In previous posts I referred to hundreds of British American Tobacco (BAT) posters, advertising Rothmans cigarettes, that appeared in the past several years in Addis Ababa, Ethiopia. These posters clearly were posted in many poor parts of Addis Ababa and unquestionably were visible to young people, even though BAT claim that they “do everything possible” to prevent people under 18 from being targeted by their cigarette advertising. Of course, common sense tells us that any form of tobacco advertising that exists in wide open public places IS advertising to all of the many young people, including precious children, who can see the advertisements. So many children and teens were exposed to these Rothmans cigarette posters.

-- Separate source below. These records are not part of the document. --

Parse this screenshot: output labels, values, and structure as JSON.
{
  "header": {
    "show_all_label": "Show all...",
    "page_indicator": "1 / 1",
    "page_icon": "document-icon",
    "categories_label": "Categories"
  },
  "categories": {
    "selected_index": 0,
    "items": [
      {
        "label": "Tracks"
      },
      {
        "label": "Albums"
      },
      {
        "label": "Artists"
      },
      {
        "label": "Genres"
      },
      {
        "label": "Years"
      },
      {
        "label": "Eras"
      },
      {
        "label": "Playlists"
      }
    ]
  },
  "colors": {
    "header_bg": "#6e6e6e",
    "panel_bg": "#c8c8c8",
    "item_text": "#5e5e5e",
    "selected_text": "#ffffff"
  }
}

I am pleased to say that pretty much all of these posters have now been pulled down. I have looked everywhere and have seen only one surviving poster, out of the hundreds that were there previously. The removal of these disgusting and illegal posters is due to the effort of Ethiopian authorities, including the Ministry of Health, who are working to fight tobacco issues here in Ethiopia. Indeed, in January this year (2014), Ethiopia ratified the WHO FCTC tobacco treaty, and hopefully are in the process of implementing the rules of this treaty in other ways, but we have already seen the BAT Rothmans posters disappear in the past several months.
Still, a week ago I was in a café and a shopping mall in Addis Ababa and I noticed several cigarette waste bins advertising BAT’s Rothmans cigarettes. I believe these have been there for some months and are not new, but I hadn’t seen them before. Presumably, BAT managed to get those manufactured and put into malls, cafes and restaurants, perhaps at the same time the posters were put up.
This shows just to what extent BAT and the tobacco industry generally will go to get their “message” out there into the public domain and advertise tobacco products in as sneaky a way and as extensive a way as they can. I believe that these Rothmans bins are actually illegal, and in any case they contravene WHO FCTC tobacco treaty rules, so I am certain that the bins will soon be removed, as Ethiopia implements the WHO FCTC treaty regulations.
In an upcoming post, I will discuss my communication with a British Member of Parliament and with British American Tobacco executives regarding cigarette advertising to the poor people and the precious children of the world. Tobacco companies worldwide target children and youth in more ways than one. The majority of adults who get sick or die from smoking-related diseases, became addicted to tobacco when they began smoking in their teens or even younger, and were targeted by tobacco company advertising and marketing when they were kids. In addition, worldwide, children are labouring for the tobacco industry, especially on tobacco farms, and are at risk for numerous health problems and injuries, not to mention their loss of access to a decent education and upbringing that every child should have a right to have. In Indonesia, for example, a million-and-a-half kids work on tobacco farms under horrible conditions. Tobacco is all about child abuse, in no uncertain terms!